**WHAT THIS TASK INVOLVES**
Copy out all the lines in the records that include the word "title".

**GIVEN DATA**
--
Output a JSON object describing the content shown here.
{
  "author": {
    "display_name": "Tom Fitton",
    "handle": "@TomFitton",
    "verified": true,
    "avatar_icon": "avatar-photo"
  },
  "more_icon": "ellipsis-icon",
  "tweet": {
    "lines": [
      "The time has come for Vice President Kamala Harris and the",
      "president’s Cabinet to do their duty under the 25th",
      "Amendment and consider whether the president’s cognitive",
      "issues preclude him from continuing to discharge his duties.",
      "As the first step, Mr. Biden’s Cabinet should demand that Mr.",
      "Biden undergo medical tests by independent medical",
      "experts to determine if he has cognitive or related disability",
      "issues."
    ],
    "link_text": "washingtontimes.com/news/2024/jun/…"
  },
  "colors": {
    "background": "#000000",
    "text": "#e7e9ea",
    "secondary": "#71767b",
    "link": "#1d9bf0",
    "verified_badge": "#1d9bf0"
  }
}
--
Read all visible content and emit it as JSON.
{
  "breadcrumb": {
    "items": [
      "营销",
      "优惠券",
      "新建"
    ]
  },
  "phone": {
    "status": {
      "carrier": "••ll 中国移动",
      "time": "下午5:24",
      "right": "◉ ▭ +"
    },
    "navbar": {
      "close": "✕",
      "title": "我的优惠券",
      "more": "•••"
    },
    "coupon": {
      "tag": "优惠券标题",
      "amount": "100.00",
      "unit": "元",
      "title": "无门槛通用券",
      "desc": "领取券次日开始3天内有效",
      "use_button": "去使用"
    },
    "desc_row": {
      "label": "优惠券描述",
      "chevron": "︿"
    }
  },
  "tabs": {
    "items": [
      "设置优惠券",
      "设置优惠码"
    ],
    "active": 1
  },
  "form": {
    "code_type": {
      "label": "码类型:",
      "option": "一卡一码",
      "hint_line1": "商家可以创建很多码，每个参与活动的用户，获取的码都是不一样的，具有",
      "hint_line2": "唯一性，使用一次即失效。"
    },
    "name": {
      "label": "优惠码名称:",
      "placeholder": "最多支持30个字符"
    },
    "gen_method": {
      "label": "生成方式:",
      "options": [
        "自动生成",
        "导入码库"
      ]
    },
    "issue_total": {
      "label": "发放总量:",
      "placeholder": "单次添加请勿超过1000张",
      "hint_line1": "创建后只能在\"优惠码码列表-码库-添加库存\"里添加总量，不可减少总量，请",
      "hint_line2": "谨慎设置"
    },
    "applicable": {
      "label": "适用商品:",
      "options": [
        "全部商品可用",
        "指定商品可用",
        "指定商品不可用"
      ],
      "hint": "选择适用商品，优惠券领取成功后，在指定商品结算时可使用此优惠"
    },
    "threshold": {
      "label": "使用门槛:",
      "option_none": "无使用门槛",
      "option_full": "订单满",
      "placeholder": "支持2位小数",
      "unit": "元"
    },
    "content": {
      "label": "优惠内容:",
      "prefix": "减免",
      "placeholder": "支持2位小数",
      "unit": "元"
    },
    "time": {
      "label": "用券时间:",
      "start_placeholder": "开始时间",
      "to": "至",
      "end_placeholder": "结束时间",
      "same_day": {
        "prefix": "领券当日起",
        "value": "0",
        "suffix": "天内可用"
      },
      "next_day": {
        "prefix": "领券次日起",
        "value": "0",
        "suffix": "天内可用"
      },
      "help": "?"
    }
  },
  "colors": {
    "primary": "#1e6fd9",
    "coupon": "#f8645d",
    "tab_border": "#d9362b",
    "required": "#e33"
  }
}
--
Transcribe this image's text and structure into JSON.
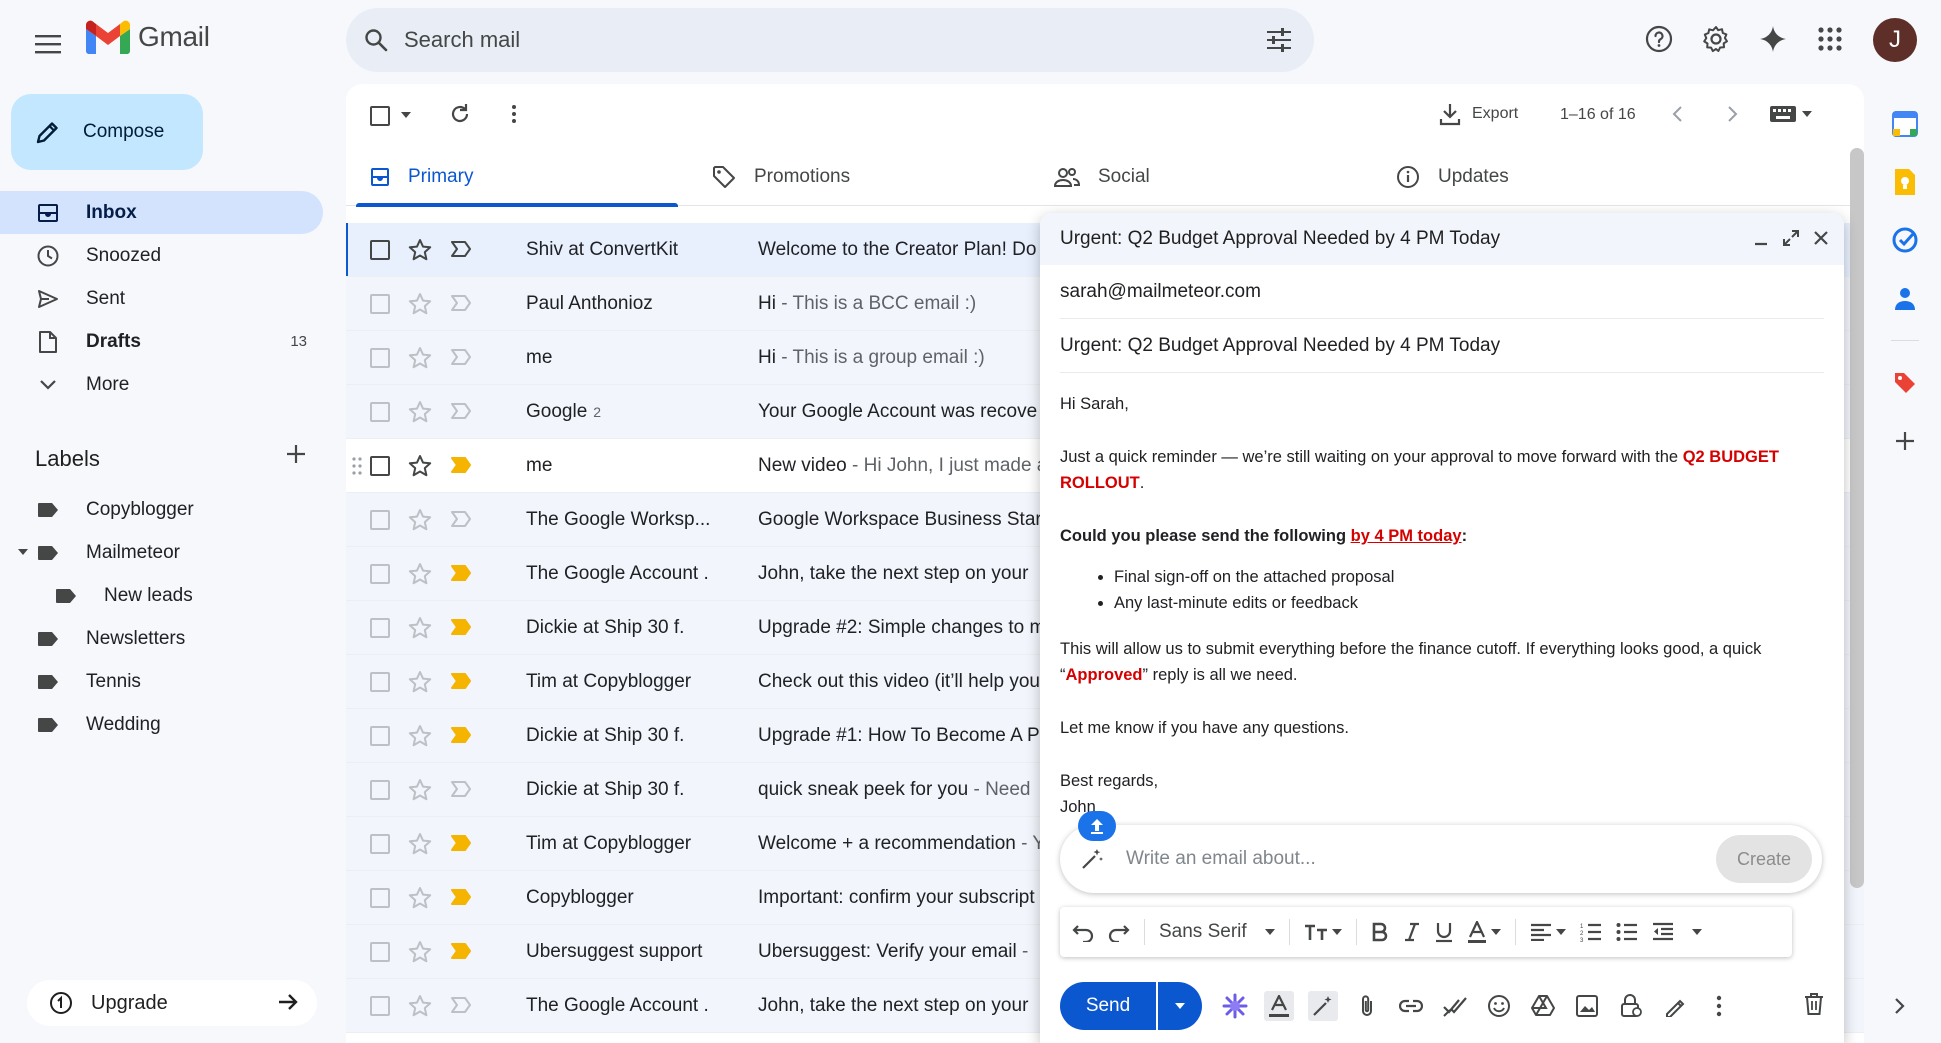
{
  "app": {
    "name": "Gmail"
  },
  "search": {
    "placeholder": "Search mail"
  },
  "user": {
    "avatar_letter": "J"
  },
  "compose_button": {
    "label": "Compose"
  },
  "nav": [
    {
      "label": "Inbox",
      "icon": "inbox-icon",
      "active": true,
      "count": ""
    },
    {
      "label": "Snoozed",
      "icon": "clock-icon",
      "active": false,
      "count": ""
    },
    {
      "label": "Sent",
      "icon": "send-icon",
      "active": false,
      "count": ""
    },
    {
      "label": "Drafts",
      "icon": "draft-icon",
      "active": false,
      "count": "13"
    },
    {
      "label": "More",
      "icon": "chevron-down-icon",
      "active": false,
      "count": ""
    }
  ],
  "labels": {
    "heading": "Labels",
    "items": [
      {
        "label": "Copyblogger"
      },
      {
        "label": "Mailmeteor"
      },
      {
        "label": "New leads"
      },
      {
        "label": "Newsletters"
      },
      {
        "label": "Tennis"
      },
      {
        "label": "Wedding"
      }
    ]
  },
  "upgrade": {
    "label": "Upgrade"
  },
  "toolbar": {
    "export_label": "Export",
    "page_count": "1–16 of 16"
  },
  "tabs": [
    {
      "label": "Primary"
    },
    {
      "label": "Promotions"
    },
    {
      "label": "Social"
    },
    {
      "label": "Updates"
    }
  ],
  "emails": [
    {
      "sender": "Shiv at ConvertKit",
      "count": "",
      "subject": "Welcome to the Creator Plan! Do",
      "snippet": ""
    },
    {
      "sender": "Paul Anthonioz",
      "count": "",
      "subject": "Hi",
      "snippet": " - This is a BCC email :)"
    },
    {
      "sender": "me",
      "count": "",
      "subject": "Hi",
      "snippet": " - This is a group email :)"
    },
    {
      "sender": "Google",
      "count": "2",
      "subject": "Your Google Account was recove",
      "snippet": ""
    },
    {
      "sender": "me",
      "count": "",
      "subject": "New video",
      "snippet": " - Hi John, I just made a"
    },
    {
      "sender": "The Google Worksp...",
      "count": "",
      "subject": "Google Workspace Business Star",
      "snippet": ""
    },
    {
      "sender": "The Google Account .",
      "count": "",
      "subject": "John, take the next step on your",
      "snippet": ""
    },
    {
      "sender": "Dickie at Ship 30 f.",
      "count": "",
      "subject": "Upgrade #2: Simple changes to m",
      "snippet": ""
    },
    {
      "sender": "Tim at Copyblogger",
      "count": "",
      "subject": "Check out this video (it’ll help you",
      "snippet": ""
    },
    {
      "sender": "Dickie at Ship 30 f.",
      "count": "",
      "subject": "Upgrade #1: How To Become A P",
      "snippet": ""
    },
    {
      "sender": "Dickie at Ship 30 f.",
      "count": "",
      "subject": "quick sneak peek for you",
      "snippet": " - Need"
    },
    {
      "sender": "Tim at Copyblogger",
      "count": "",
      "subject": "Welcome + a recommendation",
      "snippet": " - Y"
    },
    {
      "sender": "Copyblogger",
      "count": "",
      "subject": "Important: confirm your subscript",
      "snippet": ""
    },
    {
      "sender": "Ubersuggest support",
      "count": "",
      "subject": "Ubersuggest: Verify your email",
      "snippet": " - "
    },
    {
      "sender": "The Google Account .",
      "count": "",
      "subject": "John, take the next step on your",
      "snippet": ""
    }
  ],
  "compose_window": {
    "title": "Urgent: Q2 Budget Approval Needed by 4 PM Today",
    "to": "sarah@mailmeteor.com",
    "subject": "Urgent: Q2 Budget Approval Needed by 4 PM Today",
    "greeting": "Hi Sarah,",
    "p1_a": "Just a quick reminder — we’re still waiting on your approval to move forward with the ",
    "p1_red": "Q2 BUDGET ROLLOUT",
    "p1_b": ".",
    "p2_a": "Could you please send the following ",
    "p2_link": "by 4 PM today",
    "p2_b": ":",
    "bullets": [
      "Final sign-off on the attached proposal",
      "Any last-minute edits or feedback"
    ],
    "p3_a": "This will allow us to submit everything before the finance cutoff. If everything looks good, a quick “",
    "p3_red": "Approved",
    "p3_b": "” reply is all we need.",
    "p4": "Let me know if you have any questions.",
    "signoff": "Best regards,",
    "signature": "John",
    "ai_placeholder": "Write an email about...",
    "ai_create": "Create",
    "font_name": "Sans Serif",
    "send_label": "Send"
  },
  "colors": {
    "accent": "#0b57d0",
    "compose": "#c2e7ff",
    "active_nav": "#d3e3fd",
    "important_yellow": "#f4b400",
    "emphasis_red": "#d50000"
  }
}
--
**WRITTEN SOLUTION**
      "title": "我的优惠券",
      "title": "无门槛通用券",
    "title": "Urgent: Q2 Budget Approval Needed by 4 PM Today",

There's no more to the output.